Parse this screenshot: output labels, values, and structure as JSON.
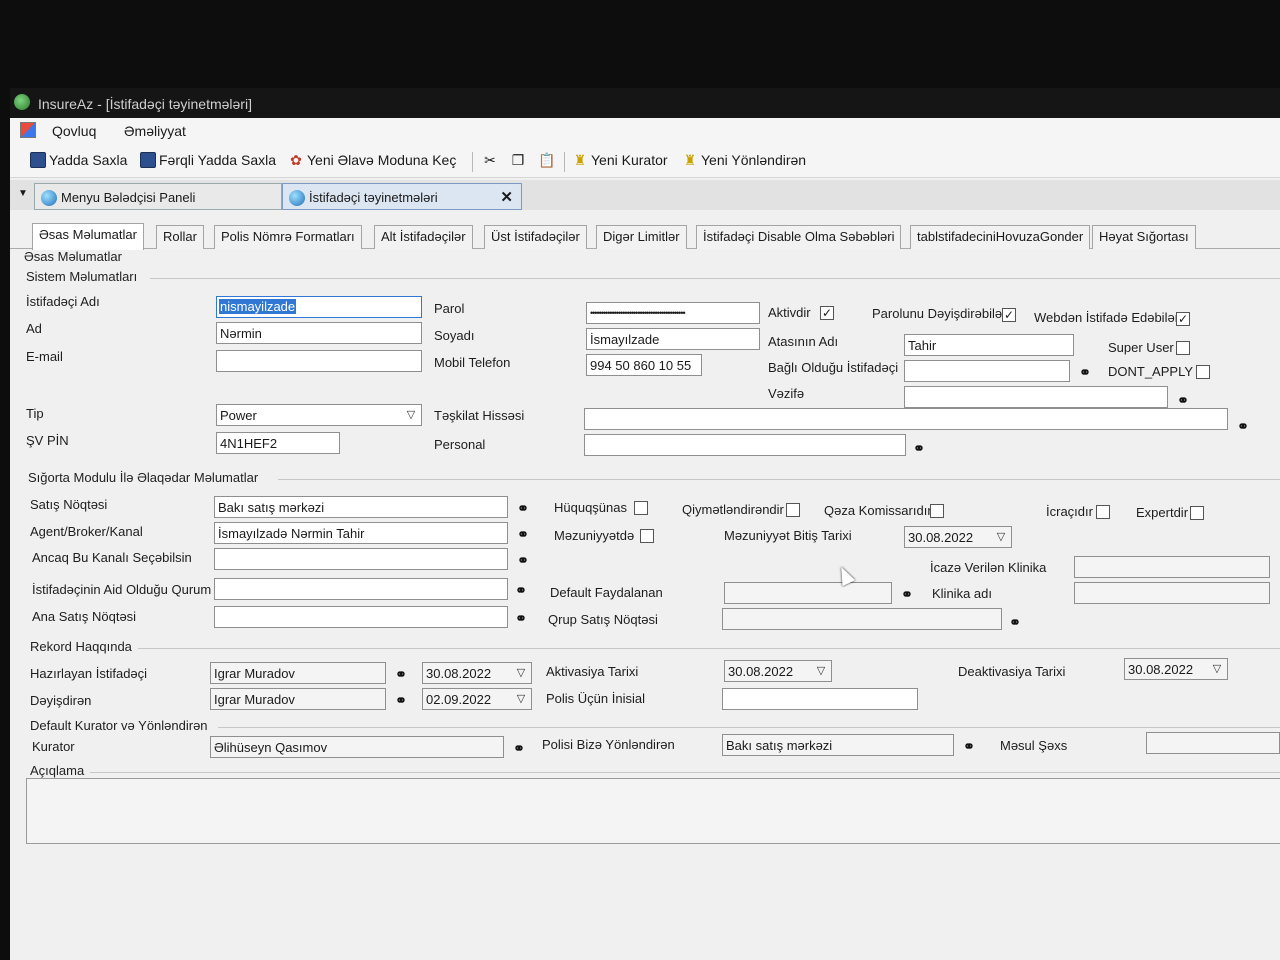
{
  "window": {
    "title": "InsureAz - [İstifadəçi təyinetmələri]"
  },
  "menu": {
    "items": [
      "Qovluq",
      "Əməliyyat"
    ]
  },
  "toolbar": {
    "save": "Yadda Saxla",
    "save_as": "Fərqli Yadda Saxla",
    "new_addon": "Yeni Əlavə Moduna Keç",
    "new_curator": "Yeni Kurator",
    "new_director": "Yeni Yönləndirən"
  },
  "doc_tabs": {
    "nav_panel": "Menyu Bələdçisi Paneli",
    "user_settings": "İstifadəçi təyinetmələri"
  },
  "form_tabs": [
    "Əsas Məlumatlar",
    "Rollar",
    "Polis Nömrə Formatları",
    "Alt İstifadəçilər",
    "Üst İstifadəçilər",
    "Digər Limitlər",
    "İstifadəçi Disable Olma Səbəbləri",
    "tablstifadeciniHovuzaGonder",
    "Həyat Sığortası"
  ],
  "sections": {
    "main": "Əsas Məlumatlar",
    "system": "Sistem Məlumatları",
    "insurance": "Sığorta Modulu İlə Əlaqədar Məlumatlar",
    "record": "Rekord Haqqında",
    "curator": "Default Kurator və Yönləndirən",
    "description": "Açıqlama"
  },
  "system": {
    "username_label": "İstifadəçi Adı",
    "username": "nismayilzade",
    "name_label": "Ad",
    "name": "Nərmin",
    "email_label": "E-mail",
    "email": "",
    "type_label": "Tip",
    "type": "Power",
    "svpin_label": "ŞV PİN",
    "svpin": "4N1HEF2",
    "password_label": "Parol",
    "password": "••••••••••••••••••••••••••••••••••••••••••••",
    "surname_label": "Soyadı",
    "surname": "İsmayılzade",
    "mobile_label": "Mobil Telefon",
    "mobile": "994 50 860 10 55",
    "unit_label": "Təşkilat Hissəsi",
    "unit": "",
    "personal_label": "Personal",
    "personal": "",
    "active_label": "Aktivdir",
    "can_change_pw_label": "Parolunu Dəyişdirəbilər",
    "web_label": "Webdən İstifadə Edəbilər",
    "father_label": "Atasının Adı",
    "father": "Tahir",
    "superuser_label": "Super User",
    "linked_user_label": "Bağlı Olduğu İstifadəçi",
    "linked_user": "",
    "dont_apply_label": "DONT_APPLY",
    "position_label": "Vəzifə",
    "position": ""
  },
  "insurance": {
    "sales_point_label": "Satış Nöqtəsi",
    "sales_point": "Bakı satış mərkəzi",
    "agent_label": "Agent/Broker/Kanal",
    "agent": "İsmayılzadə Nərmin Tahir",
    "only_channel_label": "Ancaq Bu Kanalı Seçəbilsin",
    "only_channel": "",
    "institution_label": "İstifadəçinin Aid Olduğu Qurum",
    "institution": "",
    "main_sales_point_label": "Ana Satış Nöqtəsi",
    "main_sales_point": "",
    "lawyer_label": "Hüquqşünas",
    "appraiser_label": "Qiymətləndirəndir",
    "accident_label": "Qəza Komissarıdır",
    "executor_label": "İcraçıdır",
    "expert_label": "Expertdir",
    "graduate_label": "Məzuniyyətdə",
    "grad_end_label": "Məzuniyyət Bitiş Tarixi",
    "grad_end": "30.08.2022",
    "default_beneficiary_label": "Default Faydalanan",
    "default_beneficiary": "",
    "group_sales_label": "Qrup Satış Nöqtəsi",
    "group_sales": "",
    "permit_clinic_label": "İcazə Verilən Klinika",
    "permit_clinic": "",
    "clinic_name_label": "Klinika adı",
    "clinic_name": ""
  },
  "record": {
    "prepared_label": "Hazırlayan İstifadəçi",
    "prepared_by": "Igrar Muradov",
    "prepared_date": "30.08.2022",
    "changed_label": "Dəyişdirən",
    "changed_by": "Igrar Muradov",
    "changed_date": "02.09.2022",
    "activation_label": "Aktivasiya Tarixi",
    "activation_date": "30.08.2022",
    "deactivation_label": "Deaktivasiya Tarixi",
    "deactivation_date": "30.08.2022",
    "initial_label": "Polis Üçün İnisial",
    "initial": ""
  },
  "curator": {
    "curator_label": "Kurator",
    "curator": "Əlihüseyn Qasımov",
    "director_label": "Polisi Bizə Yönləndirən",
    "director": "Bakı satış mərkəzi",
    "responsible_label": "Məsul Şəxs",
    "responsible": ""
  }
}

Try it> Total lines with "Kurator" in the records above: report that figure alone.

Exercise result> 3